◆ INFORMATION SUPPLIED ◆
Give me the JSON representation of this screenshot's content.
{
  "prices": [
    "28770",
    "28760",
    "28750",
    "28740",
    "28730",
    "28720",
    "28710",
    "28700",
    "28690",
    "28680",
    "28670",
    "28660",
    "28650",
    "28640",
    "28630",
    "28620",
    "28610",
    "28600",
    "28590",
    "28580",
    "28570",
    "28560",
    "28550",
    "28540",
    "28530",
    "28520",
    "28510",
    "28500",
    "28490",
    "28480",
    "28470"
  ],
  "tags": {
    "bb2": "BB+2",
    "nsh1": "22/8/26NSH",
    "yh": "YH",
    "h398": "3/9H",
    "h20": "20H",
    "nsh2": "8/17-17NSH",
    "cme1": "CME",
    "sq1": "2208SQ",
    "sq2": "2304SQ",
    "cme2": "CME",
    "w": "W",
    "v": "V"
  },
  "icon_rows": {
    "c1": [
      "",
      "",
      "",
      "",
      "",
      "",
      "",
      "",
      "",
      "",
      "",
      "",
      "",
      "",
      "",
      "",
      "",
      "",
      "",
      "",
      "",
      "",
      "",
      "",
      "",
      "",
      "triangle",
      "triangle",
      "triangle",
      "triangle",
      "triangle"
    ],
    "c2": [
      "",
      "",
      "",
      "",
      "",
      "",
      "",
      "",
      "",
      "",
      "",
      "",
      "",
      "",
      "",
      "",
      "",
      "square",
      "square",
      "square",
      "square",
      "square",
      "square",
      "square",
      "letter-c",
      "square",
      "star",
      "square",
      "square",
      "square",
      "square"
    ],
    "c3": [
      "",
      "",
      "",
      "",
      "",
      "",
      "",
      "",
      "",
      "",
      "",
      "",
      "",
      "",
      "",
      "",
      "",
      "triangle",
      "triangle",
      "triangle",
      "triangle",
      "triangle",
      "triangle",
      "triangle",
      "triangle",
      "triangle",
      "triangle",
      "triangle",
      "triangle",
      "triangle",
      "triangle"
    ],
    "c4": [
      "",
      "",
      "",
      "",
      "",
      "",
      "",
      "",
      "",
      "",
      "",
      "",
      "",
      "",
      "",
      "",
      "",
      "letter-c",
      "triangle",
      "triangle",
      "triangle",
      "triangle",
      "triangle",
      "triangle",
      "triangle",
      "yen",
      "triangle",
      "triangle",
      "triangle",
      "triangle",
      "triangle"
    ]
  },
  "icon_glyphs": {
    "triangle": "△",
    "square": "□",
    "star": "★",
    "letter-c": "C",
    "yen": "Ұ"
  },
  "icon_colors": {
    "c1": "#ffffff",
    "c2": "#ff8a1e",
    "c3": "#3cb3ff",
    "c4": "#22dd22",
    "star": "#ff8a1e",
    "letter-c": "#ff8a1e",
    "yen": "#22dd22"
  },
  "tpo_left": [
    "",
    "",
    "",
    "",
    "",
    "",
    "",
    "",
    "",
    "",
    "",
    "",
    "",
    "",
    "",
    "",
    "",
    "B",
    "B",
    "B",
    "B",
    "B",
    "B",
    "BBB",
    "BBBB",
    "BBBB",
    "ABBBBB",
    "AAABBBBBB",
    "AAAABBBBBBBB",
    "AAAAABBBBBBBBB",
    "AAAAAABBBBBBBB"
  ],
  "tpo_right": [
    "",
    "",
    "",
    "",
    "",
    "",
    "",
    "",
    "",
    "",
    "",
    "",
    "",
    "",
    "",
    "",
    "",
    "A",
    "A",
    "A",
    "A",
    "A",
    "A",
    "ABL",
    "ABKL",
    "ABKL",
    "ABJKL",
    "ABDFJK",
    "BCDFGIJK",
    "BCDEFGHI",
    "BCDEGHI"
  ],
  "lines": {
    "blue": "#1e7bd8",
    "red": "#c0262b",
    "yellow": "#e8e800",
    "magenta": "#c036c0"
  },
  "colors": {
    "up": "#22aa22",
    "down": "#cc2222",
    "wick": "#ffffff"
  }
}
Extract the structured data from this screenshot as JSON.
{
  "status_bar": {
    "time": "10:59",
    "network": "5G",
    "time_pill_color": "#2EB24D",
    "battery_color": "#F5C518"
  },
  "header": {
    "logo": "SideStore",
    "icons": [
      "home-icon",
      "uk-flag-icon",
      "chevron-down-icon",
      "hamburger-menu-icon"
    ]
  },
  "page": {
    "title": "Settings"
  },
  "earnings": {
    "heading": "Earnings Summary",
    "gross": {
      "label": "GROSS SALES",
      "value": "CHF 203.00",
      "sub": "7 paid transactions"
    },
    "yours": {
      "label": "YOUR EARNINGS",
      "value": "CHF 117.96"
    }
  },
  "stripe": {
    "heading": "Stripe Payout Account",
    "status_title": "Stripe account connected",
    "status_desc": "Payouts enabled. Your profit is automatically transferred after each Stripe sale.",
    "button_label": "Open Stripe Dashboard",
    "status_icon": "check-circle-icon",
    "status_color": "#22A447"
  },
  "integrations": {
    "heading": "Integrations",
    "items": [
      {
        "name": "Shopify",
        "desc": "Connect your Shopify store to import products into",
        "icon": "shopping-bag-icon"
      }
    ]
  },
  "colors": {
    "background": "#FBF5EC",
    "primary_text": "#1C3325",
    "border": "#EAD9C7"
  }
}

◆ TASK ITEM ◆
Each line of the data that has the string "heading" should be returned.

◆ REPLY ◆
    "heading": "Earnings Summary",
    "heading": "Stripe Payout Account",
    "heading": "Integrations",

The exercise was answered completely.